Choosing the Right Knife Steel for your Blade Sharpness Needs
Consider the Purpose of the Knife
When choosing the right knife steel for blade sharpness, it’s important to consider the purpose of the knife.
Different knives are designed for specific tasks, such as cutting vegetables, filleting fish, or chopping wood.
Each task requires a different level of sharpness and durability.
For example, a kitchen knife requires a steel that can maintain a razor-sharp edge for precise cuts, while a survival knife needs a steel that can withstand heavy-duty tasks and retain its sharpness for longer periods.
Evaluating the intended use of the knife will help you determine the right steel for your blade sharpness needs.
Evaluate your Skill Level
When it comes to choosing the right knife steel for blade sharpness, it’s important to evaluate your skill level. Assessing your proficiency with knives will help determine the type of steel that suits your needs.
For beginners, a stainless steel blade might be a good option as it is easy to maintain and less prone to corrosion.
On the other hand, experienced users may prefer high carbon steel or tool steel for their superior edge retention and sharpening capabilities. Consider your skill level and choose a knife steel that matches your abilities.
When choosing the right knife steel for blade sharpness, budget considerations play a significant role. Different types of knife steel vary in price, and it’s important to find a balance between cost and quality.
While high-end steels may offer superior sharpness and durability, they can be expensive.
On the other hand, there are budget-friendly steel options available that still provide satisfactory sharpness.
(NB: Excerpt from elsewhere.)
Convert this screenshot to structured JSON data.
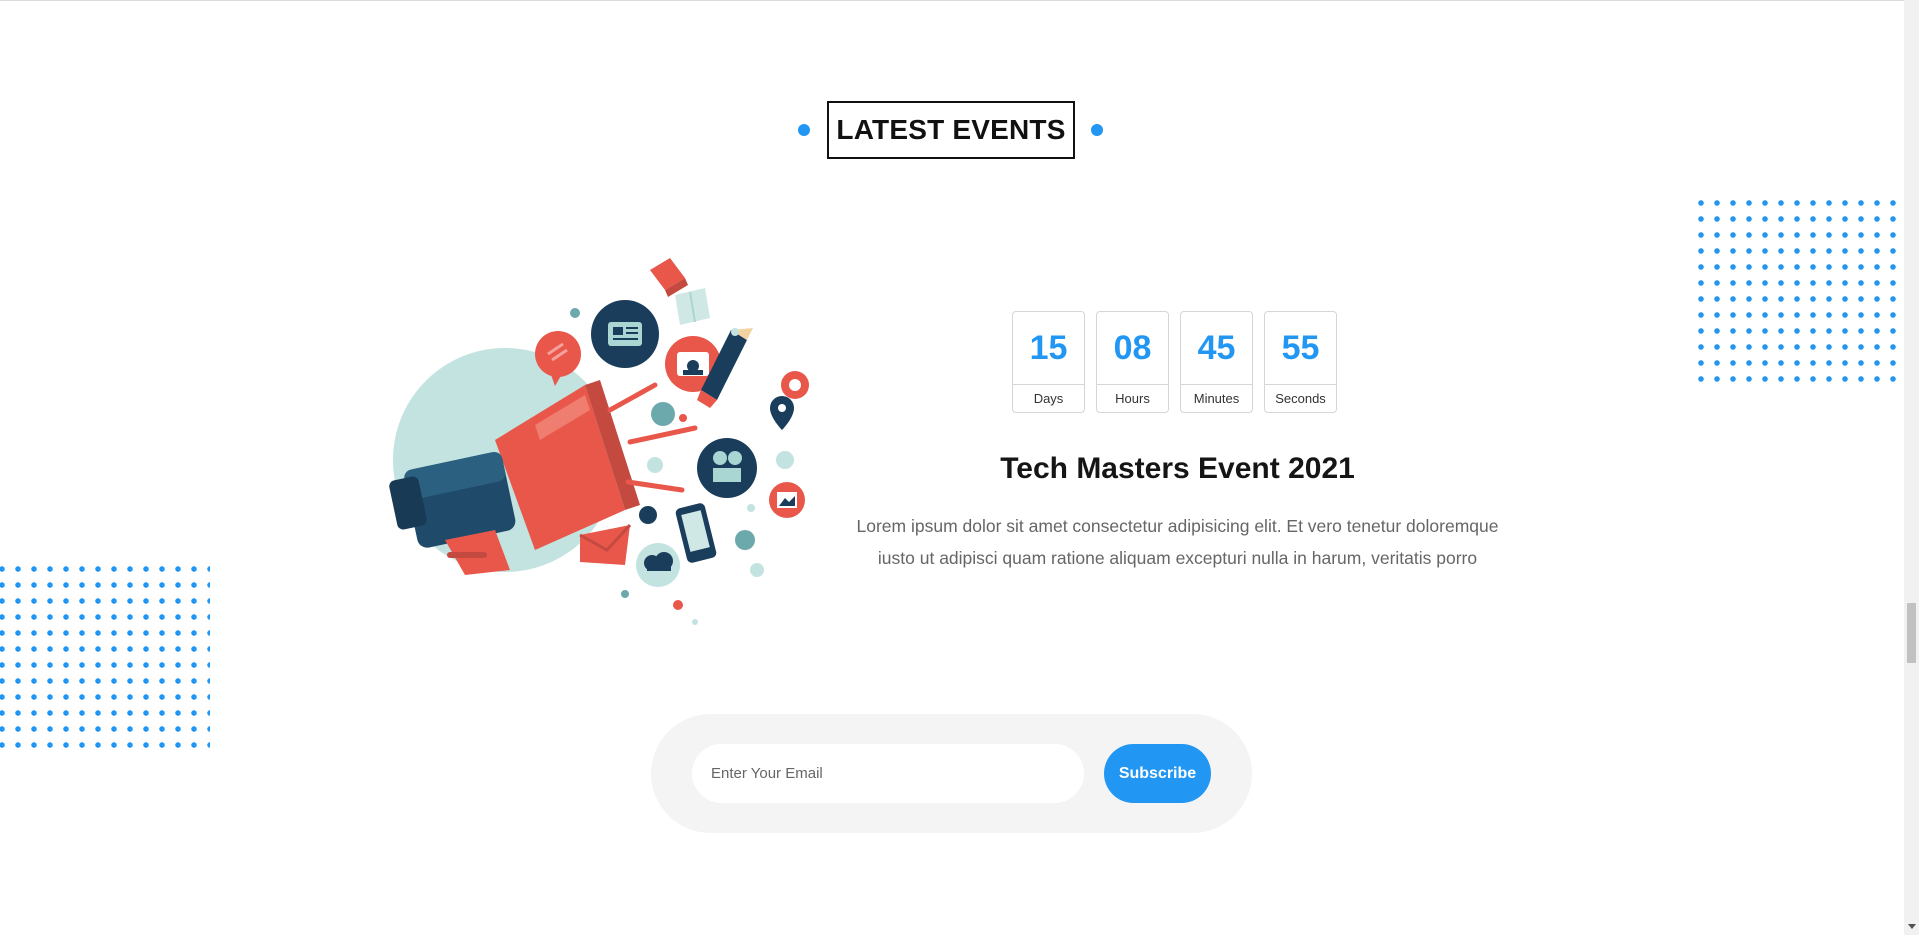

It’s crucial to assess your needs, evaluate your budget, and find a steel that meets your requirements without breaking the bank.
After all, a sharp blade doesn’t have to come with a hefty price tag.
The choice of knife steel is crucial in determining blade sharpness.
Factors such as hardness, edge retention, corrosion resistance, and sharpening ease all play a role in determining the sharpness and longevity of a blade.
Understanding the relationship between knife steel and blade sharpness allows us to make informed decisions when selecting a knife.
Proper maintenance and care also contribute to maintaining blade sharpness over time.
By considering the purpose of the knife, evaluating your skill level, and considering budget constraints, you can choose the right knife steel that meets your blade sharpness needs.